Cluster headaches are characterized as a chronic headache that recurs repeatedly during a period of time called clusters. A person experiencing this headache often feels excruciating pain on one side of the head, often behind one eye. This happens when the main facial nerve called the trigeminal nerve, which is responsible for feeling sensations like pain, is activated. The activation of this nerve causes severe pain and stimulates other nerves in the face that trigger the other symptoms commonly associated with this type of headache. Cluster headaches are a condition in itself, meaning there are no underlying conditions, brain tumors or aneurysm that can cause these attacks. The real cause of the trigeminal nerve activation is still unknown, but studies have shown that this has something to do with the part of the brain that regulates our sleeping habits called the hypothalamus.
The symptoms of this headache attack are often similar with very little variation from one attack to the other, making it easy to tell it apart from other types of headaches. The most common symptoms of this type of headache are:
- Pain. One-sided pain throughout the duration of the attack is felt. It is also unusual for the pain to move to the other side during a different attack. The pain a person suffers during an attack is often severe and very intense. It is often described as a constant piercing or burning pain behind one eye or in the region surrounding it. The pain usually lasts for as short as 15 minutes or as long as three hours. The attacks can happen more than once in a day, with the patient feeling nothing in between attacks.
- Swollen Eyes. The eye affected by the headaches may appear swollen or droopy. The eye’s pupil may appear smaller and the inner part of the eyelid may turn red.
- Nasal Congestion and Discharge. It is common for people with this type of headache to have one of their nasal passageways congested. The eye on the affected side can also become watery due to the congestion.
- Flushing. The affected side of the face can appear flushed when compared to the other side of the face. Before the onset of the headache, a person also feels a slight discomfort on the affected side.
- Sensitivity. A person experiencing an attack may be sensitive to light. Another possible symptom is excessive sweating before or during the attack.

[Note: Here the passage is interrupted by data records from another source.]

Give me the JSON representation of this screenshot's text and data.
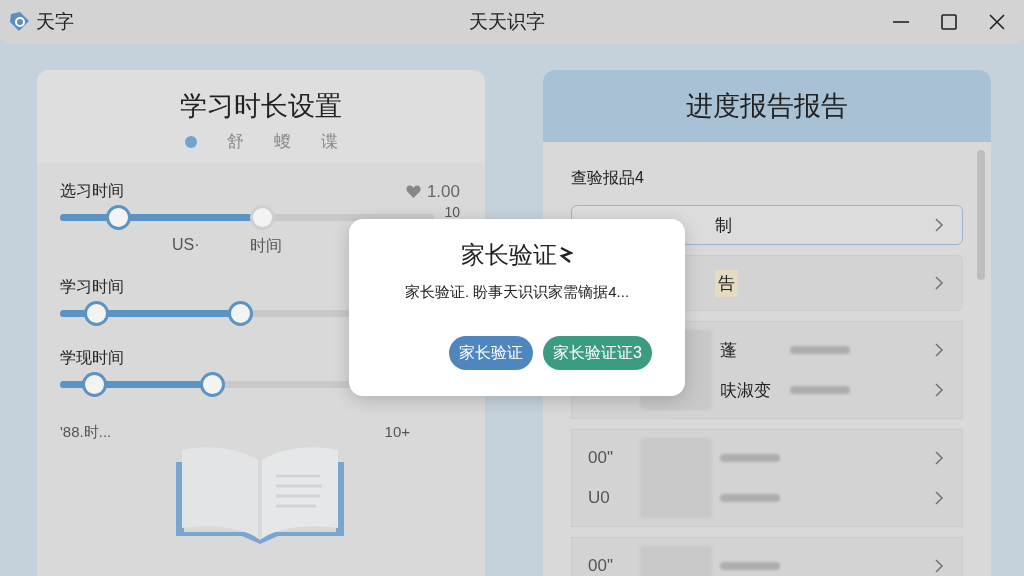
{
  "window": {
    "app_name": "天字",
    "title": "天天识字"
  },
  "settings_panel": {
    "title": "学习时长设置",
    "tabs": [
      {
        "kind": "dot",
        "selected": true
      },
      {
        "kind": "text",
        "label": "舒",
        "selected": false
      },
      {
        "kind": "text",
        "label": "蝬",
        "selected": false
      },
      {
        "kind": "text",
        "label": "谍",
        "selected": false
      }
    ],
    "sliders": [
      {
        "label": "选习时间",
        "value": "1.00",
        "max": "10",
        "thumbs": [
          {
            "level": 0.155
          },
          {
            "level": 0.54
          }
        ],
        "ticks": [
          "US·",
          "时间"
        ]
      },
      {
        "label": "学习时间",
        "thumbs": [
          {
            "level": 0.09
          },
          {
            "level": 0.45
          }
        ]
      },
      {
        "label": "学现时间",
        "thumbs": [
          {
            "level": 0.085
          },
          {
            "level": 0.38
          }
        ]
      }
    ],
    "footer_left": "'88.时...",
    "footer_right": "10+"
  },
  "report_panel": {
    "title": "进度报告报告",
    "subtitle": "查验报品4",
    "rows": [
      {
        "kind": "outlined",
        "label": "制"
      },
      {
        "kind": "tag",
        "label": "告"
      },
      {
        "kind": "group",
        "items": [
          {
            "title": "蓬"
          },
          {
            "title": "呋淑变"
          }
        ]
      },
      {
        "kind": "group",
        "items": [
          {
            "time": "00\""
          },
          {
            "time": "U0"
          }
        ]
      },
      {
        "kind": "group",
        "items": [
          {
            "time": "00\""
          }
        ]
      }
    ]
  },
  "dialog": {
    "title": "家长验证",
    "message": "家长验证. 盼事天识识家需镝据4...",
    "buttons": [
      {
        "label": "家长验证",
        "kind": "primary"
      },
      {
        "label": "家长验证证3",
        "kind": "success"
      }
    ]
  }
}
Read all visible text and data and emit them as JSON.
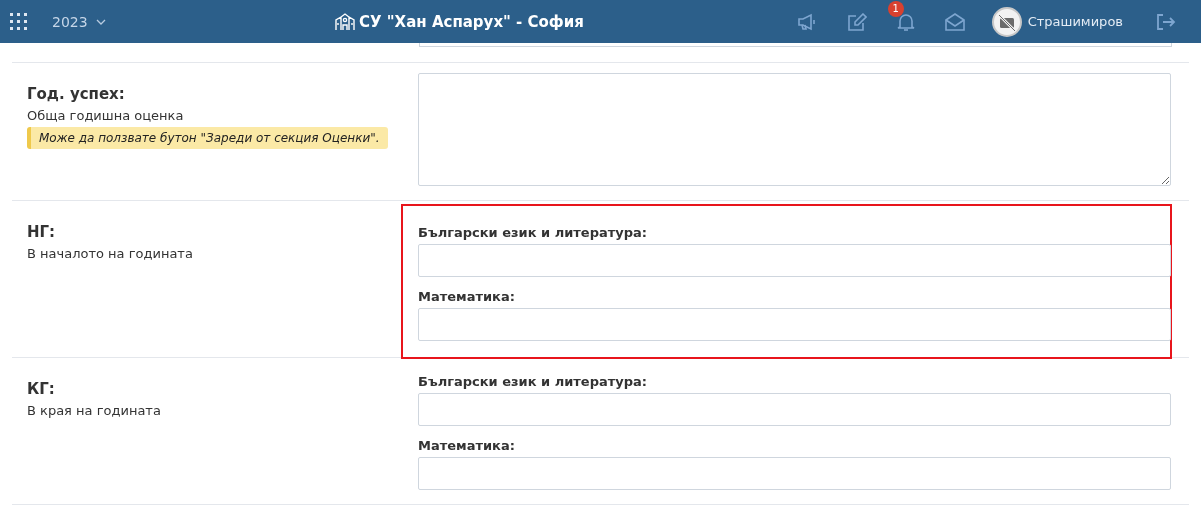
{
  "header": {
    "year": "2023",
    "school": "СУ \"Хан Аспарух\" - София",
    "notifications": "1",
    "user": "Страшимиров"
  },
  "sections": [
    {
      "kind": "textarea",
      "title": "Год. успех:",
      "subtitle": "Обща годишна оценка",
      "note": "Може да ползвате бутон \"Зареди от секция Оценки\".",
      "highlighted": false
    },
    {
      "kind": "subjects",
      "title": "НГ:",
      "subtitle": "В началото на годината",
      "highlighted": true,
      "fields": [
        {
          "label": "Български език и литература:"
        },
        {
          "label": "Математика:"
        }
      ]
    },
    {
      "kind": "subjects",
      "title": "КГ:",
      "subtitle": "В края на годината",
      "highlighted": false,
      "fields": [
        {
          "label": "Български език и литература:"
        },
        {
          "label": "Математика:"
        }
      ]
    }
  ]
}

People who suffer from cluster headaches have treatment options to choose from. They can talk to their doctors about preventive treatments that may help lessen the occurrence of headache attacks or treatments that can help them manage the pain once the attacks happen.
Abortive treatments help relieve the pain when a person is already having an attack. Doctors often prescribe pain medication such as injections of sumatriptan. Alternative drugs that help with the pain are intranasal lidocaine and ergotamine drugs. Using a face mask to breathe in oxygen for twenty minutes can also help with the pain. On the other hand, preventive treatments shorten the headache’s duration and severity. While there are no treatments available to prevent attacks from happening ever again, patients with this condition are encouraged to take preventive medication such as divalproex sodium, verapamil, ergotamine tartrate, lithium, and prednisone (in short courses only) to help them manage the pain. Those experiencing extreme chronic pain also have the option to have surgery to block the trigeminal nerve. This procedure is recommended to people that do not respond to traditional treatment and medication.
While the condition itself is not life threatening, the pain a person feels when experiencing attacks may prevent them from performing routine activities properly, or in worse cases, may resort to hurting themselves. This is why people who experience the symptoms of cluster headaches must see a doctor and get medical attention immediately for proper diagnosis and treatment.